Tuesday 7 June

A bit of an overcast day, and not particularly warm - by Dutch standards. However, as the afternoon progressed, the sun came out and the mercury made it up to 20C / 68F, which I would expect here in June. After lunch, I went on a walk through the nearby forests with my dad. It stretched for 5½ miles and took 2 hours. There were not many other walkers about. We started off by going to a roadbridge across the nearby A12 motorway (Utrecht - Arnhem - Germany). The motorway will be widened to three lanes each direction over the next 3 years, meaning the roadbridges that cross the A12 will have to be replaced with longer spans. The bridge in the Schelmseweg (Velp - Oosterbeek) is one of those. After a spot of sightseeing around the works, we headed into the woods.

I am closing this post with a selection of pictures. Those of you who have read this blog in the past will be familiar with the scenery. It is a sharp contrast to my imagery from the Hebrides.

The church (AD 1758)

Egyptian goose with goslings

Forest track

Recycling in progress

On the motorway bridge

In the garden

Tuesday, 7 June 2011

Monday 6 June

Left Stornoway at 7.30 on Monday morning to catch the 8.30 plane to Glasgow. This left in good time and touched down in Glasgow at 9.30. The sun was trying to come through, but did not quite succeed. Had to wait for the 1.25pm flight down to London Gatwick. It was not busy at the airport, and it was a tad boring there. I was called forward to have my passport rechecked.

Once on board the plane, a baggage handler came to my seat to tell me that my bag had actually made it onto the flight. Thanks very much, that was a great relief to hear. Using the GPS, I was able to note that the plane took off as it was going down the runway at 135 mph. Once up in the air, speed increased until we were cruising along at up to 495 mph at an altitude of 35,000 feet. I could see the Ayrshire coastline stretching down to Stranraer, as well as the southern coast of Galloway and the Isle of Man in the distance.
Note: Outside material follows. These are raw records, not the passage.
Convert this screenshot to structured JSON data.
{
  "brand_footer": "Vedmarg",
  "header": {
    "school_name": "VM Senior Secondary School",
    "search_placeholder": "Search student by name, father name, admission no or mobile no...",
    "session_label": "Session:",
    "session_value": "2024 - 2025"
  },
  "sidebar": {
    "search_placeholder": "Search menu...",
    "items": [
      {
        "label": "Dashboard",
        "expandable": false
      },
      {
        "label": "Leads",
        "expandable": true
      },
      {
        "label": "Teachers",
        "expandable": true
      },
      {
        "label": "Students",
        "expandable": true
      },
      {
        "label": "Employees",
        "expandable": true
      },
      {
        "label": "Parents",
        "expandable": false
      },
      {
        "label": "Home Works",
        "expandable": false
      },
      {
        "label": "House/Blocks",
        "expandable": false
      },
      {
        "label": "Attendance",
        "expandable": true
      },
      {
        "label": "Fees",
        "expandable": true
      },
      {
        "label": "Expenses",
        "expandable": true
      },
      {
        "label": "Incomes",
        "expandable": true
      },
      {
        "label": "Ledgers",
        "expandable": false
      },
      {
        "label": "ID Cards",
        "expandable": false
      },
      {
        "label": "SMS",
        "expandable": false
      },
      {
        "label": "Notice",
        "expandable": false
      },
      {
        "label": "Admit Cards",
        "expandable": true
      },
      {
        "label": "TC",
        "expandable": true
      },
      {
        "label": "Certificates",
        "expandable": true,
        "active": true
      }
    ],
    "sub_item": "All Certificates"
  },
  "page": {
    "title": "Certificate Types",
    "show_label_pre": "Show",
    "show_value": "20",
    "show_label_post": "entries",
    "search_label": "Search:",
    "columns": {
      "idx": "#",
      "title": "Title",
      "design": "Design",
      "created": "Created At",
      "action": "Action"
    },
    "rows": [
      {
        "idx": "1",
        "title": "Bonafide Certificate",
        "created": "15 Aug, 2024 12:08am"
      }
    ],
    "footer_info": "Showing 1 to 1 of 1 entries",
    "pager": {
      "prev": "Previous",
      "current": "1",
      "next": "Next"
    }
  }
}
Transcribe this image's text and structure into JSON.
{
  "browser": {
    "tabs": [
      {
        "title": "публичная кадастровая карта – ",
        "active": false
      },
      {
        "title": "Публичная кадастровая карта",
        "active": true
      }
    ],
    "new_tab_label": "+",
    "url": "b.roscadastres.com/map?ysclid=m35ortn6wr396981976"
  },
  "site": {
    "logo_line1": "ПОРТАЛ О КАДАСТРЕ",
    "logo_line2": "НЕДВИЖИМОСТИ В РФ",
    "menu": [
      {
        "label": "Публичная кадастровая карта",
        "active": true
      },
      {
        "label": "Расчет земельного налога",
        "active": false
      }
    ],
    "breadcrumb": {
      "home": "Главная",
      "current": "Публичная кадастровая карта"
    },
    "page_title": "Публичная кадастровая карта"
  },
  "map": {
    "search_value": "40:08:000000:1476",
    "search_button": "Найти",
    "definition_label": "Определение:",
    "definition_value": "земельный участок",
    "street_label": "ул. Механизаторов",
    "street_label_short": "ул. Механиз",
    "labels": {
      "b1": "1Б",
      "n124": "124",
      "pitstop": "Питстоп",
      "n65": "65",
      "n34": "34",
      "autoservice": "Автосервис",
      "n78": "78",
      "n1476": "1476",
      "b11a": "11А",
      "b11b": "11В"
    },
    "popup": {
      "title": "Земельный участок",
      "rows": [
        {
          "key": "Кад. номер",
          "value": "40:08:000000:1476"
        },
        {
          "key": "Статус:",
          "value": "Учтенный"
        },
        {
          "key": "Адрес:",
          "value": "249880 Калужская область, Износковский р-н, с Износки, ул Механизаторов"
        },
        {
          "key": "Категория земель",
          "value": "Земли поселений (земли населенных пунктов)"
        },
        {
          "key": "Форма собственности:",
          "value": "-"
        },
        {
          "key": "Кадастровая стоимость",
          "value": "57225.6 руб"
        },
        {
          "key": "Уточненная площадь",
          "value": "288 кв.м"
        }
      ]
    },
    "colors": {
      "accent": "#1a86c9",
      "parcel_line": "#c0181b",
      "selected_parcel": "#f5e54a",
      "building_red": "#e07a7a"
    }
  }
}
Northern England was also more or less clear, but once past Liverpool it was cloud all the way.

We landed at Gatwick at 2.45pm, on schedule. Cue a very long wait. I cannot properly focus on a book when I'm sitting at an airport. My flight was due off at 6.45pm, but I had had a text from the travel agent's to say it was delayed by more than an hour - something already known at midday! Droves of people passed through the departure lounge, heading for their holidays in the sun around the Med. I had something to eat by about 6pm. Looked at the Internet for about 15 minutes, but towards 7pm I stood by the departures board until flight 8119 to Amsterdam was called to gate 53. Well, got to gate 53, but then it was suddenly changed to 54. Even as we were called forward to embark, the stewardess was still talking about gate 53. Until somebody mentioned something. We took off at 8pm, into more cloud.

Moving the clock forward an hour, we landed at Amsterdam just after 10pm. Luggage materialised at 10.20, and I was able to get to my train on time. It left at 10.44, and with a change at Utrecht, I got into Arnhem at midnight. From there, a taxi took me home.

Monday, 6 June 2011

Opening once more

If my journey has gone according to schedule, this post will be published just as my plane touches down in Amsterdam, Holland. Since May 2008, I have kept this blog for my sojourns with my dad in eastern Holland. This time round, there will be a two-week interruption in updates in the middle of my stay, as I am joining my father for a trip down to Switzerland. I have bought a new paper notepad for writing things down (the old-fashioned way), although I shall probably bring the laptop to process walking routes off the GPS, and to copy pictures onto the harddisk drive.

It has been five months since my last visit, and winter has made way for summer.